W.H. Auden wrote that "it is better to have private faces in public spaces than public faces in private spaces."
That classic sentiment of a mid-twentieth century liberal is now almost quaint given where we have now arrived. In the age of the internet, the strict separation between a public and private world is increasingly untenable.
A case in point: a report today on NPR's "Morning Edition" noted that the wildly popular youth "networking" website, "Facebook," will be opening up its pages to advertisers who are hungrily licking their lips to get at the treasure trove of information about students on the site. Students post a wealth of information about themselves on the site - including, at times, some rather compromising information that has hurt them when they have applied for jobs! - such as favorite music, sexual orientation, political orientation, links to all their "friends" - and all this information is going to save advertisers immense amounts of research, effort and money in providing a whole range of advertising profiles.

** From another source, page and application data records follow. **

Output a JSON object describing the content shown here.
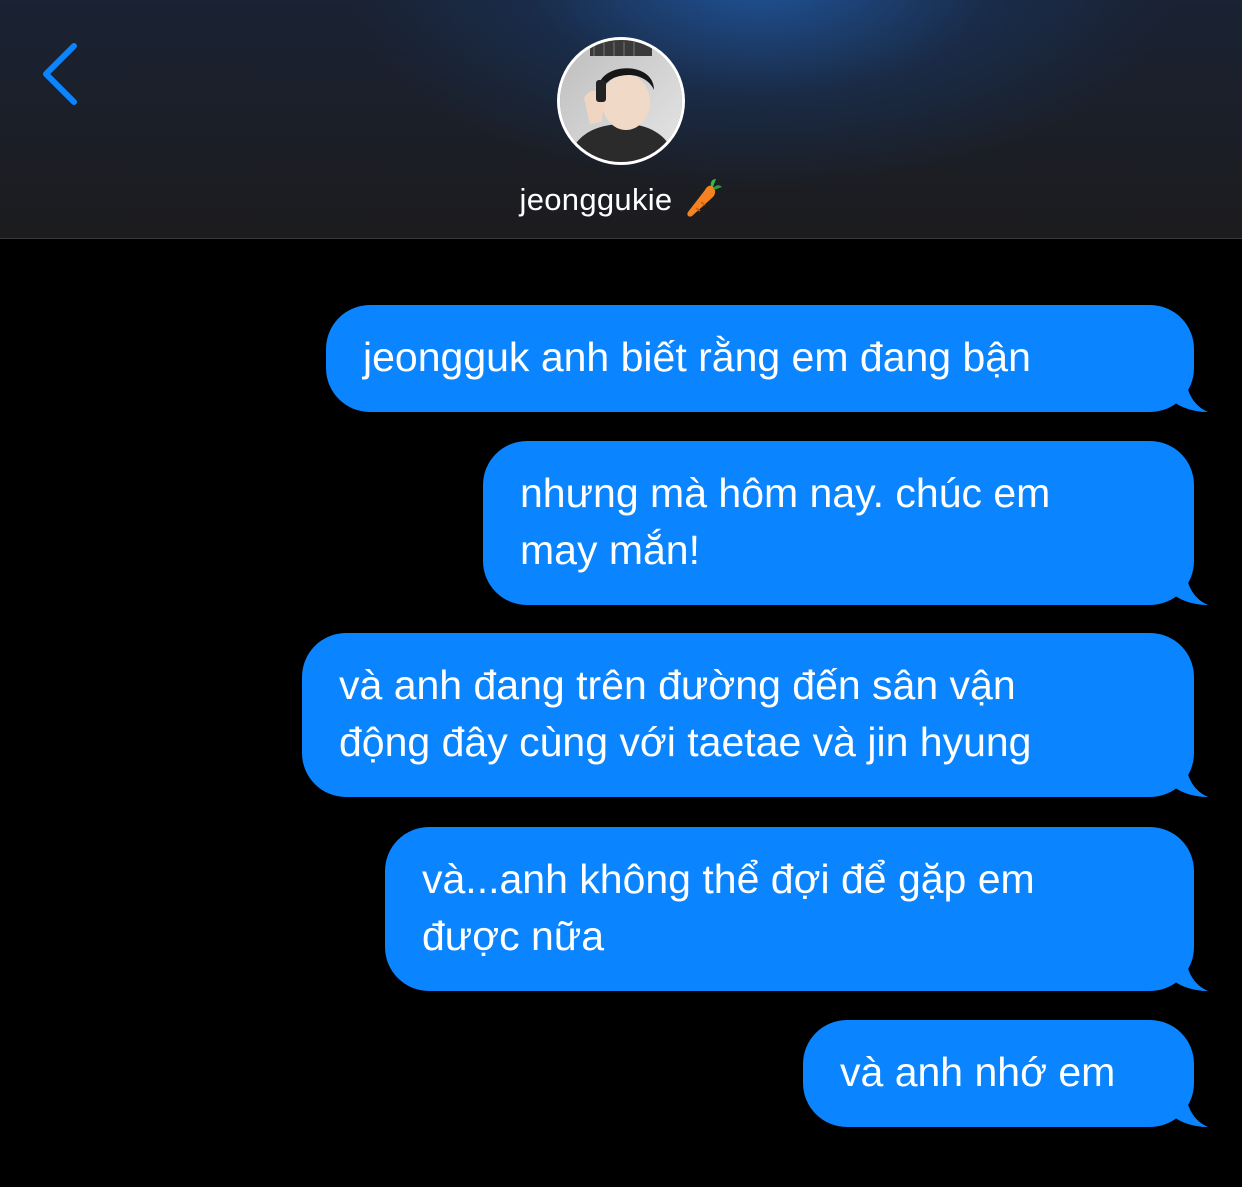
{
  "header": {
    "contact_name": "jeonggukie",
    "contact_emoji_icon": "carrot-icon",
    "back_icon": "chevron-left-icon",
    "accent_color": "#0a84ff"
  },
  "messages": [
    {
      "text": "jeongguk anh biết rằng em đang bận",
      "sender": "me"
    },
    {
      "text": "nhưng mà hôm nay. chúc em\nmay mắn!",
      "sender": "me"
    },
    {
      "text": "và anh đang trên đường đến sân vận\nđộng đây cùng với taetae và jin hyung",
      "sender": "me"
    },
    {
      "text": "và...anh không thể đợi để gặp em\nđược nữa",
      "sender": "me"
    },
    {
      "text": "và anh nhớ em",
      "sender": "me"
    }
  ],
  "colors": {
    "bubble_blue": "#0a84ff",
    "background": "#000000",
    "header_bg": "#1c1c1e"
  }
}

A student once asked me what kind of social life we could possibly have had in college before the advent of Facebook (hell, he was surprised that I'm old enough to remember the days before the internet and even the personal computer - and I'm not that old...). I replied that we would hang out in dorm rooms shooting the breeze until odd hours of the morning. Perhaps our communication was less efficient - we had fewer "friends," as the word is promiscuously used in the Facebook networking world (in which making friends with someone consists of sending an electronic invitation) - but our conversations were meandering, leisurely, and ongoing. I wonder what kind of good life our students can achieve if one of their primary forms of socialization so easily, and so readily, will be turned to the ends of commerce and consumption. Do they know their online openness is being sliced and diced by the captains of industry? When words like "friendship" have been so debased, it may no longer strike one as odd that the social world one inhabits can so easily be turned to utilitarian ends.